The copy you return should hold every record below word for word and no images.
START Data excerpts
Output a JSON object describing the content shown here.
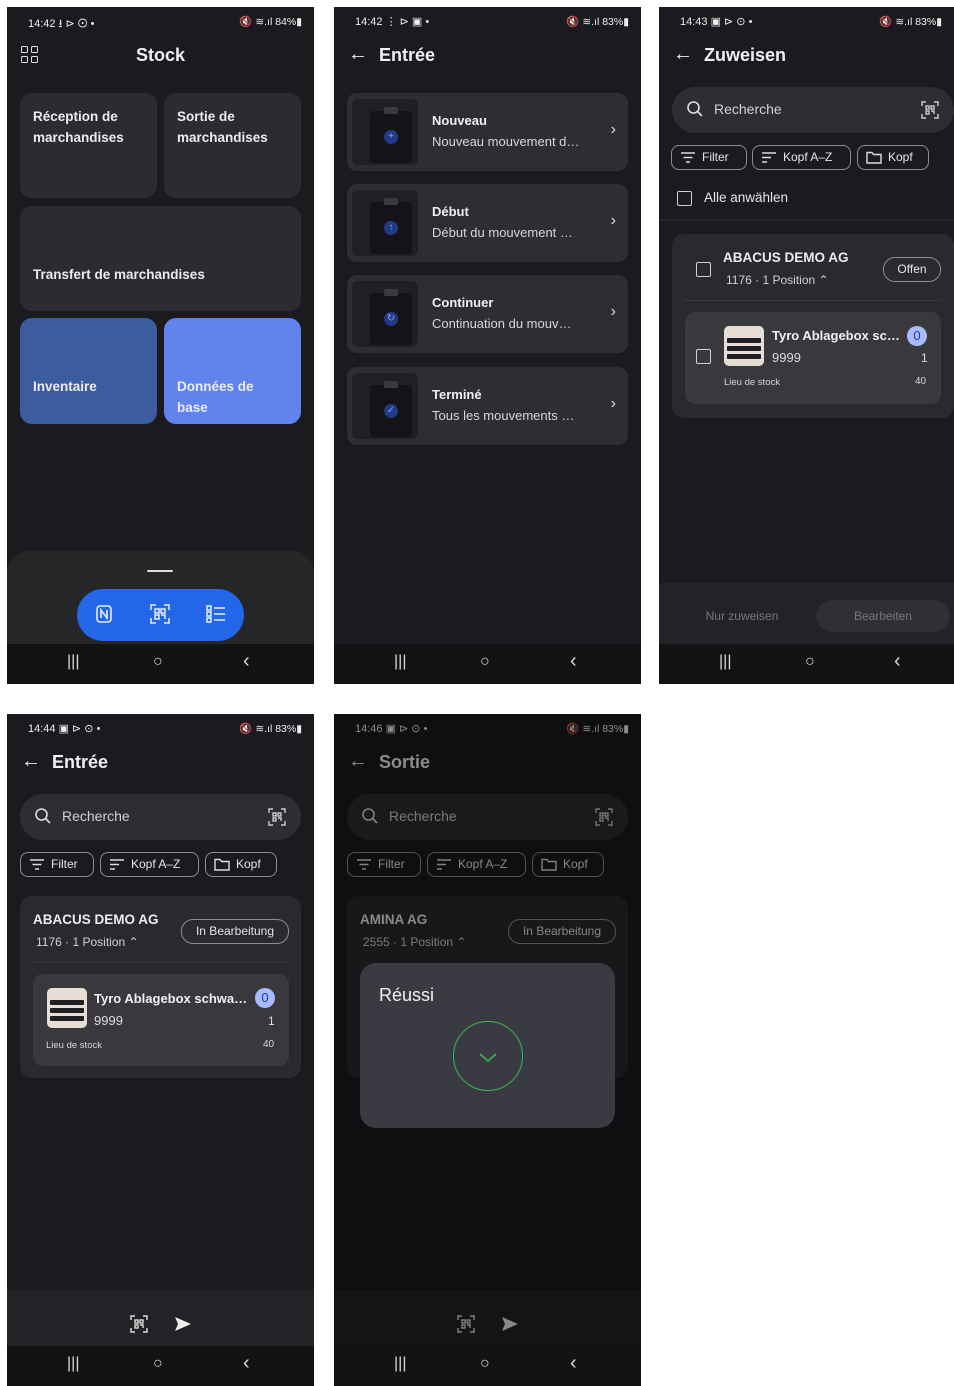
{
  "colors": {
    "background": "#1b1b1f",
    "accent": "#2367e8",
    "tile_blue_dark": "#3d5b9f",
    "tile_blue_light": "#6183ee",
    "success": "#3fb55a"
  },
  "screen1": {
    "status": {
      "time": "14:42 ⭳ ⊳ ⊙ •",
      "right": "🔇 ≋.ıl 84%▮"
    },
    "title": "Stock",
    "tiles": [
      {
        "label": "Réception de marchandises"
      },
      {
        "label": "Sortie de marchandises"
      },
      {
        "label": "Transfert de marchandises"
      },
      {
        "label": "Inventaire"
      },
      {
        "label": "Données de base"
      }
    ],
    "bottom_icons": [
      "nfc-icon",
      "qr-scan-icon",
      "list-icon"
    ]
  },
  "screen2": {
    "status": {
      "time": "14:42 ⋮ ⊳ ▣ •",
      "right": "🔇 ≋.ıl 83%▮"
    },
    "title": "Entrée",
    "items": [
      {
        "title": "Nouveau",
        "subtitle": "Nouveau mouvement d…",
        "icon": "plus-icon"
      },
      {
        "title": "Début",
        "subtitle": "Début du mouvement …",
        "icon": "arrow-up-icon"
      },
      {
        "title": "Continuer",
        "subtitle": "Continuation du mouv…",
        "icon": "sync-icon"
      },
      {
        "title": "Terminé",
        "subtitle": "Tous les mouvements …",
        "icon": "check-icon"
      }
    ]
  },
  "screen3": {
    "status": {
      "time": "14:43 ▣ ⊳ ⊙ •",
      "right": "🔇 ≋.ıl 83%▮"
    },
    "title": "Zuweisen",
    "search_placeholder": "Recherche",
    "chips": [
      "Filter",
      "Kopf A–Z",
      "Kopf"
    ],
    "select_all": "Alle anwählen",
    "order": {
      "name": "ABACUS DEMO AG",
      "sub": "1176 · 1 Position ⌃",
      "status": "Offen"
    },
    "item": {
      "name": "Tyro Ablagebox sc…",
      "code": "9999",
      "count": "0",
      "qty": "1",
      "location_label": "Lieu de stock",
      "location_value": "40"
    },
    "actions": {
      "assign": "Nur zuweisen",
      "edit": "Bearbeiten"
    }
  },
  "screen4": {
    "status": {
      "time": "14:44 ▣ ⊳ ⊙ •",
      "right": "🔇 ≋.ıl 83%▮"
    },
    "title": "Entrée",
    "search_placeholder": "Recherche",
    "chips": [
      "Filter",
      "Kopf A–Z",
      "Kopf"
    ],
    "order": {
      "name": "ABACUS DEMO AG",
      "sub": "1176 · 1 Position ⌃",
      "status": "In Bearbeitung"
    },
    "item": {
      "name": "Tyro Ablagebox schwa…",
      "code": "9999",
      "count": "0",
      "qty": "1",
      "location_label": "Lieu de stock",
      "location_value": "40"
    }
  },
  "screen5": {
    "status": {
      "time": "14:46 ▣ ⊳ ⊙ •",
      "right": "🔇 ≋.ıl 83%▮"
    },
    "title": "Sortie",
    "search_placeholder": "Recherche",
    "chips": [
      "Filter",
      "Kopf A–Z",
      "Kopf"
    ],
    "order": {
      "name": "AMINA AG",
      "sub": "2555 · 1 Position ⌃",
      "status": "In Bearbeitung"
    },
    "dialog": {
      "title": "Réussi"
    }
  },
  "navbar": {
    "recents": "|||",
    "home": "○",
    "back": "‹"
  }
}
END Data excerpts
### Result of this task
Output a JSON object describing the content shown here.
{
  "colors": {
    "background": "#1b1b1f",
    "accent": "#2367e8",
    "tile_blue_dark": "#3d5b9f",
    "tile_blue_light": "#6183ee",
    "success": "#3fb55a"
  },
  "screen1": {
    "status": {
      "time": "14:42 ⭳ ⊳ ⊙ •",
      "right": "🔇 ≋.ıl 84%▮"
    },
    "title": "Stock",
    "tiles": [
      {
        "label": "Réception de marchandises"
      },
      {
        "label": "Sortie de marchandises"
      },
      {
        "label": "Transfert de marchandises"
      },
      {
        "label": "Inventaire"
      },
      {
        "label": "Données de base"
      }
    ],
    "bottom_icons": [
      "nfc-icon",
      "qr-scan-icon",
      "list-icon"
    ]
  },
  "screen2": {
    "status": {
      "time": "14:42 ⋮ ⊳ ▣ •",
      "right": "🔇 ≋.ıl 83%▮"
    },
    "title": "Entrée",
    "items": [
      {
        "title": "Nouveau",
        "subtitle": "Nouveau mouvement d…",
        "icon": "plus-icon"
      },
      {
        "title": "Début",
        "subtitle": "Début du mouvement …",
        "icon": "arrow-up-icon"
      },
      {
        "title": "Continuer",
        "subtitle": "Continuation du mouv…",
        "icon": "sync-icon"
      },
      {
        "title": "Terminé",
        "subtitle": "Tous les mouvements …",
        "icon": "check-icon"
      }
    ]
  },
  "screen3": {
    "status": {
      "time": "14:43 ▣ ⊳ ⊙ •",
      "right": "🔇 ≋.ıl 83%▮"
    },
    "title": "Zuweisen",
    "search_placeholder": "Recherche",
    "chips": [
      "Filter",
      "Kopf A–Z",
      "Kopf"
    ],
    "select_all": "Alle anwählen",
    "order": {
      "name": "ABACUS DEMO AG",
      "sub": "1176 · 1 Position ⌃",
      "status": "Offen"
    },
    "item": {
      "name": "Tyro Ablagebox sc…",
      "code": "9999",
      "count": "0",
      "qty": "1",
      "location_label": "Lieu de stock",
      "location_value": "40"
    },
    "actions": {
      "assign": "Nur zuweisen",
      "edit": "Bearbeiten"
    }
  },
  "screen4": {
    "status": {
      "time": "14:44 ▣ ⊳ ⊙ •",
      "right": "🔇 ≋.ıl 83%▮"
    },
    "title": "Entrée",
    "search_placeholder": "Recherche",
    "chips": [
      "Filter",
      "Kopf A–Z",
      "Kopf"
    ],
    "order": {
      "name": "ABACUS DEMO AG",
      "sub": "1176 · 1 Position ⌃",
      "status": "In Bearbeitung"
    },
    "item": {
      "name": "Tyro Ablagebox schwa…",
      "code": "9999",
      "count": "0",
      "qty": "1",
      "location_label": "Lieu de stock",
      "location_value": "40"
    }
  },
  "screen5": {
    "status": {
      "time": "14:46 ▣ ⊳ ⊙ •",
      "right": "🔇 ≋.ıl 83%▮"
    },
    "title": "Sortie",
    "search_placeholder": "Recherche",
    "chips": [
      "Filter",
      "Kopf A–Z",
      "Kopf"
    ],
    "order": {
      "name": "AMINA AG",
      "sub": "2555 · 1 Position ⌃",
      "status": "In Bearbeitung"
    },
    "dialog": {
      "title": "Réussi"
    }
  },
  "navbar": {
    "recents": "|||",
    "home": "○",
    "back": "‹"
  }
}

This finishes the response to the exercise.